They are often idiopathic (without known cause) but when caused by cardiac disease are associated with an increased cardiovascular mortality that will not be reduced by antiarrhythmic drugs.

Often a pattern is seen, with the ectopic beat occurring every other beat, every third or fourth beat, in couplet or triplet patterns and so on. 

The image above shows a ventricular ectopic beat occurring every third beat (V2).

Wound Man is an illustration which first appeared in European surgical texts in the Middle Ages. 
It laid out schematically the various wounds a person might suffer in battle or in accidents

Wound Man is an illustration which first appeared in European surgical texts in the Middle Ages. 

It laid out schematically the various wounds a person might suffer in battle or in accidents

I had to share this beautiful medical illustration by Tess Tobolic. Sometimes I regret not pursuing a similar path.

I had to share this beautiful medical illustration by Tess Tobolic. Sometimes I regret not pursuing a similar path.

Tree-barking of the aorta

Before rupture occurs, infamous ‘tree bark’ grooves appear on the inner layer of the aorta.

They are basically stretch marks of the aorta and can be seen in cases of Marfan-style dilatation of the aortic root. The reason you can’t see them in cases of atherosclerosis is because the markings are masked by plaques.

A classic presentation of syphilitic aneurysm of the aortic arch.

A classic presentation of syphilitic aneurysm of the aortic arch.

Syphilitic Aortic Aneurysm

Syphilitic aortitis is an inflammatory disease of the aorta associated with the tertiary stage of syphilis infection. SA begins as inflammation of the adventitia (outer layer), including the blood vessels that supply the aorta itself with blood, the vasa vasorum. As SA worsens, the walls of the vasa vasorum thicken, restricting blood flow and causing ischemia of the outer two-thirds of the aortic wall. Starved for oxygen and nutrients, elastic fibres become patchy and smooth muscle cells necrose. The wall weakens and scars. If the disease progresses, syphilitic aortitis leads to an aortic aneurysm. 

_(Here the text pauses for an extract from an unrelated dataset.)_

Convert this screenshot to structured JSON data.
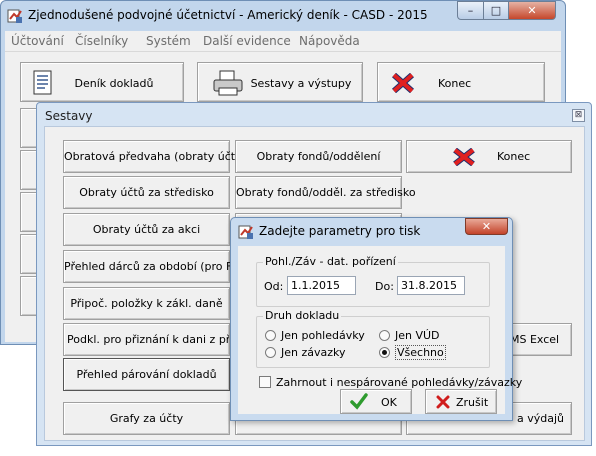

Abdominal aneurysm of aorta secondary to atherosclerosis.

Abdominal aneurysm of aorta secondary to atherosclerosis.